In the third quarter of 2018, Cenovus executed three-year deals with major rail companies to transport up to 100,000 bbls/d of heavy crude oil from northern Alberta to various destinations on the U.S. Gulf Coast, where the company has been receiving robust pricing for its oil shipments. The rail agreements involve moving oil with CN from Cenovus's Bruderheim Energy Terminal, which has already started, and with CP through USD Partners' terminal in Hardisty, Alberta beginning in the second quarter of next year. Over the past few months, Cenovus has added resources at Bruderheim and increased shipments from the terminal and expects to continue ramping up its rail loading operations and railcar capacity through the end of 2019.
In addition to its rail agreements, Cenovus has firm capacity to the West Coast of 11,500 bbls/d on the existing Trans Mountain pipeline and 75,000 bbls/d of capacity to the U.S. Gulf Coast on the Flanagan South system. The company also has committed capacity on the proposed Keystone XL pipeline project and the Trans Mountain Expansion Project of 175,000 bbls/d combined, and Cenovus will consider adding committed capacity on future pipeline projects over time.
"With our rail contracts, pipeline commitments and existing refining capacity, our long-term market access position is strong," said Pourbaix. "In the short term, as takeaway capacity out of Alberta remains constrained, Canadian producers will continue to be disproportionately exposed to WCS pricing. To further mitigate the impact of wider differentials and improve long-term shareholder value, we're taking action on a number of fronts to optimize the margin on every barrel of oil we produce."
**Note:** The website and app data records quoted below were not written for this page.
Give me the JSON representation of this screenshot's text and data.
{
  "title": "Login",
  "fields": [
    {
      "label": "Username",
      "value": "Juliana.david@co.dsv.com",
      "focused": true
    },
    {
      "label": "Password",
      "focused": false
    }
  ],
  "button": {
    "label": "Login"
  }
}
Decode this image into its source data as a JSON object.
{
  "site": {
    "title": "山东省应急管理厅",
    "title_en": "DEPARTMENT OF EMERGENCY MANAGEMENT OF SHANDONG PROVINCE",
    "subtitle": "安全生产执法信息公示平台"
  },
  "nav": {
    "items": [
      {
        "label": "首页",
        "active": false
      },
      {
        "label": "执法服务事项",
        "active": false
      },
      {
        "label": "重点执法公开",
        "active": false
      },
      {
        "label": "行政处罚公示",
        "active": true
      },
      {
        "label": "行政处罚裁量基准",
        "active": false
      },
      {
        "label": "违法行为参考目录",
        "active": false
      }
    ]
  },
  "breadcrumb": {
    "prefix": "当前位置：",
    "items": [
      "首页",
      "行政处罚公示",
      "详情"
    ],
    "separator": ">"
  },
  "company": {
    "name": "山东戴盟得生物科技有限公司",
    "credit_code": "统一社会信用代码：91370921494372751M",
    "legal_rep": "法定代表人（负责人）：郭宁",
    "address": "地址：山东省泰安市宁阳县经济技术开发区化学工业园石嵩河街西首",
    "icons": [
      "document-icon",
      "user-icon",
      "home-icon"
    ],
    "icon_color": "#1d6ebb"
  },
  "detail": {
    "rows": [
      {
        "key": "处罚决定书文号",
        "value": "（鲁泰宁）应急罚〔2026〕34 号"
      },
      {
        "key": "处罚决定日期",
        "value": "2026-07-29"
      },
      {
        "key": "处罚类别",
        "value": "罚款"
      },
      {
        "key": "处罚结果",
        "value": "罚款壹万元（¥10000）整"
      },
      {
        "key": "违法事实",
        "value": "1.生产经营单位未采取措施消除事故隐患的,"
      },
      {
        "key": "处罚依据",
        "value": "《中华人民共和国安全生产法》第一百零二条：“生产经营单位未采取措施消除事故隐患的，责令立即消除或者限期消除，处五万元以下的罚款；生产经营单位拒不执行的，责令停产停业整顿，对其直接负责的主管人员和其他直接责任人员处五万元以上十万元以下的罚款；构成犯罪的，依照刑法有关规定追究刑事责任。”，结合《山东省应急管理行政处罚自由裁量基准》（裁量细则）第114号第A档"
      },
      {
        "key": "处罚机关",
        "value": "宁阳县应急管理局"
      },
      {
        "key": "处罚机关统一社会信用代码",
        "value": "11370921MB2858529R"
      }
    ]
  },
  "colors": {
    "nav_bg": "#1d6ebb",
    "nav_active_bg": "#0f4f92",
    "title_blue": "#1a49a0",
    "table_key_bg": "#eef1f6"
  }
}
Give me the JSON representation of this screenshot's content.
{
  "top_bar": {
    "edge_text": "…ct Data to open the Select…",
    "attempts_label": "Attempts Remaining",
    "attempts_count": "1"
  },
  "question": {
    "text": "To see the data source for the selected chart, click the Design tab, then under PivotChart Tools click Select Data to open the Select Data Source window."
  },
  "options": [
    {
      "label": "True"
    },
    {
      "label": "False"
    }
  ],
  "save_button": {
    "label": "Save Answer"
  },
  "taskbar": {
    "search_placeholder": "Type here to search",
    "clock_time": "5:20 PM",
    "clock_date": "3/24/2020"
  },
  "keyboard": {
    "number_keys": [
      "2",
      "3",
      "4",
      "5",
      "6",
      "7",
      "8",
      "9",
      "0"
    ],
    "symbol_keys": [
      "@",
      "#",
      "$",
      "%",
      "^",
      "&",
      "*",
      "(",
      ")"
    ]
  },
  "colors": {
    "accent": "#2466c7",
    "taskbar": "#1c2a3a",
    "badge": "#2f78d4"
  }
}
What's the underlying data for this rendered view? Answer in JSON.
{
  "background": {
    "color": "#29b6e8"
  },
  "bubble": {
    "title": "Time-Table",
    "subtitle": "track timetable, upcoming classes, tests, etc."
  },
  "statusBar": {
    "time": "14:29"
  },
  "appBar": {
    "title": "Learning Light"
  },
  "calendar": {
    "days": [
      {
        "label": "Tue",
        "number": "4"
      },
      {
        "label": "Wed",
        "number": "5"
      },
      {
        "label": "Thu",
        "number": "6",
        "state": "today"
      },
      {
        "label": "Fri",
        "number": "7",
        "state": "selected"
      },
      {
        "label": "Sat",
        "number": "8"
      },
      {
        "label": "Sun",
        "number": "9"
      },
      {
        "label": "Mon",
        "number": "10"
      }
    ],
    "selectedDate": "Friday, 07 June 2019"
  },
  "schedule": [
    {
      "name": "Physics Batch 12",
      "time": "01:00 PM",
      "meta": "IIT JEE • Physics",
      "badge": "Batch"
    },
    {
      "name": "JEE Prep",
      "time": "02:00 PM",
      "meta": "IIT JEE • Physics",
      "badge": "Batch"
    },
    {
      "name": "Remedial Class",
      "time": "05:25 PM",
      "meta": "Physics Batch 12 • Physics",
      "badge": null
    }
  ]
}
Through its 50% ownership in the Wood River and Borger refineries, the company gains a feedstock cost advantage when WCS prices are relatively low compared with WTI. This reduces Cenovus's exposure to crude oil price differentials. In the near-term, including its refining capacity, existing pipeline commitments and plans to ramp-up crude-by-rail loading capacity to 100,000 bbls/d, approximately 55% to 60% of Cenovus's blended heavy oil volumes can be partially mitigated against wider differentials.
Cenovus also has the ability to respond to widening differentials and the current environment for Canadian producers by strategically slowing production at Foster Creek and Christina Lake. The company is currently operating both facilities at reduced volumes and is managing production levels to avoid any impacts to its reservoirs. Cenovus will continue to monitor the Canadian price environment and adjust its oil sands production accordingly. The company expects oil sands production for the full year to be within guidance between 364,000 bbls/d and 382,000 bbls/d. In addition, Cenovus is actively assessing other avenues of production management to increase shareholder value, including exploring a variety of additional low-cost storage options for its oil.